Rashi writes that here it discusses an Eved who is an Ivri, since Devarim (15:12) calls him "Achicha". Perhaps here it teaches that even an Eved Cana'ani bought from an Ivri goes free after six years!
Moshav Zekenim: If an Eved Cana'ani bought from an Ivri goes free after six yeara, we would not need a verse to teach the same for an Ivri bought from an Ivri.
Moshav Zekenim citing his Rebbi: "Ki Yimacher
Rashi writes 'perhaps it discusses an Eved Cana'ani here.' How can one buy an Eved Cana'ani? It says about them "Lo Sechaye Kol Neshamah"!
Moshav Zekenim #1: 'Cana'ani' is imprecise. All Nochri sLa'aves are called Cana'ani, due to "ArurCana'an Eved Avadim Yihyeh l'Echav" (Bereishis 9:25).
Moshav Zekenim #2: We must kill only Cana'anim in Eretz Yisrael, but not those outside, and not children of a Cana'anis from a father of a different nation.
Yerushalmi (Shevi'is 6:1): Yehoshua gave to the Cana'anim the option of making peace (and abandoning their idolatry, and they may live in Eretz Yisrael). 1
This does not fully answer the question, for no nation made peace, yet the Mishnah and Gemara discuss Avadim Cana'anim. (PF)

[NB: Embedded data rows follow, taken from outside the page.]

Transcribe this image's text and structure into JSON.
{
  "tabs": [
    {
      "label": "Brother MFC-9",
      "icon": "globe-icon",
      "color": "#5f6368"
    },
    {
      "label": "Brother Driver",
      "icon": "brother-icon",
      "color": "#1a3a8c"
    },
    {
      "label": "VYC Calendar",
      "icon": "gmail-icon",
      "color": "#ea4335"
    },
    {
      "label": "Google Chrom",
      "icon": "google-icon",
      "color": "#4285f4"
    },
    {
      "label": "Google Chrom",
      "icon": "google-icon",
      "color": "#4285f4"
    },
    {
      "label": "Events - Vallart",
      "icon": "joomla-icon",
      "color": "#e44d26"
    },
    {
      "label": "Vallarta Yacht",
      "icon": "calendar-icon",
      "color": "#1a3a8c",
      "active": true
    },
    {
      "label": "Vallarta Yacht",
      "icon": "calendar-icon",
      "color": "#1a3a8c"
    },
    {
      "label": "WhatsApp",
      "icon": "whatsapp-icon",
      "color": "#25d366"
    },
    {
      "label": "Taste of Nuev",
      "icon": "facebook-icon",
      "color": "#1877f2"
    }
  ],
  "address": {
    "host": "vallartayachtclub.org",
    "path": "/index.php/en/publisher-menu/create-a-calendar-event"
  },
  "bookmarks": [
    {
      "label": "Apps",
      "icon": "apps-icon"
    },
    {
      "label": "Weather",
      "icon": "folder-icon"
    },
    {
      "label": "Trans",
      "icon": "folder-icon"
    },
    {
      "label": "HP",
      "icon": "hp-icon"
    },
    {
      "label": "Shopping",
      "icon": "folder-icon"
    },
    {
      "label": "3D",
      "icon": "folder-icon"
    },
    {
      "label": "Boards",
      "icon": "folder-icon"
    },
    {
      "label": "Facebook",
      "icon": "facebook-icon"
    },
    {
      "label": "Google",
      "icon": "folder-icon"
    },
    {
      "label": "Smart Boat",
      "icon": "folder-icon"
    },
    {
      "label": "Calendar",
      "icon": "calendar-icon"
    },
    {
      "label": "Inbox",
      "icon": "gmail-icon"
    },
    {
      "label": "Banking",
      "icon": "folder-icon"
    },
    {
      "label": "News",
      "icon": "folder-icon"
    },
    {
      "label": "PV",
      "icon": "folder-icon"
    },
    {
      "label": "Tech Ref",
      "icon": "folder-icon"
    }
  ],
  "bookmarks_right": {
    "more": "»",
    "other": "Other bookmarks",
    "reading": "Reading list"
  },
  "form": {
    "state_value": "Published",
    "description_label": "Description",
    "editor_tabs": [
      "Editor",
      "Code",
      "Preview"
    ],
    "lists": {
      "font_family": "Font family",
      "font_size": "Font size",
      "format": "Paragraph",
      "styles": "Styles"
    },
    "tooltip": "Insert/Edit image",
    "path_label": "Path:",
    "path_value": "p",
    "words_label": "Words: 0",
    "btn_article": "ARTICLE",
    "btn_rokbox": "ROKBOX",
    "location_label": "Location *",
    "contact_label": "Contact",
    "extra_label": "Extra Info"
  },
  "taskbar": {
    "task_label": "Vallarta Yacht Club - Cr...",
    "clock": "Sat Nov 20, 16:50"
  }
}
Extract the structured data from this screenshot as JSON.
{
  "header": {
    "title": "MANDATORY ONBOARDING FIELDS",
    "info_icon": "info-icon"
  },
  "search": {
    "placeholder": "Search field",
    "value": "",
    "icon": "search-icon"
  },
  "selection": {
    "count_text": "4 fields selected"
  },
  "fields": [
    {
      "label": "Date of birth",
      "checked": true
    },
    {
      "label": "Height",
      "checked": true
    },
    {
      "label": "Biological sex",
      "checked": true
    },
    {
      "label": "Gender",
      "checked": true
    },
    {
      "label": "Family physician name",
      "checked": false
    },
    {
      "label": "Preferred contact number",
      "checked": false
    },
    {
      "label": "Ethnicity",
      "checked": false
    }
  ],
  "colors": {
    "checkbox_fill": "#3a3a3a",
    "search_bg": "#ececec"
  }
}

Rashi writes that one might have thought that one who Beis Din sells does not go free after six years. Devarim 15:12 discusses one sold through Beis Din, and says that he works for six years!
Da'as Zekenim, Hadar Zekenim: We need two verses to teach an inclusion and an exclusion - if the master died, one sold through Beis Din works the rest of the six years for a son [who inherited the master], but not for a brother.
Riva: We know that Devarim discusses one sold through Beis Din based on the conclusion here.
Rashi writes that "v'Hisnachaltem Osam li'Veneichem" would apply to an Eved Cana'ani bought from a Nochri. Nochrim cannot buy sLa'aves from Yisrael (Yevamos 46a)!
Hadar Zekenim #1: We discuss a Nochri who sold himself to a Yisrael.
Hadar Zekenim #2, Riva #1: We conclude there that a Nochri can buy a sLa'ave for his labor, just he does not acquire him bodily.
Riva #2: Nochrim can acquire sLa'aves from Yisrael in war - "va'Yishb Mimenu Shevi" (Bamidbar 21:1).
Rashi writes 'perhaps it discusses an Eved Cana'ani here.' How could an Eved Cana'ani be Nirtza? His ear did not hear on Sinai "Ki Li Bnei Yisrael Avadim"!
Riva, citing R"M of Kutzi: One might have thought that he is Nirtza even though his ear did not hear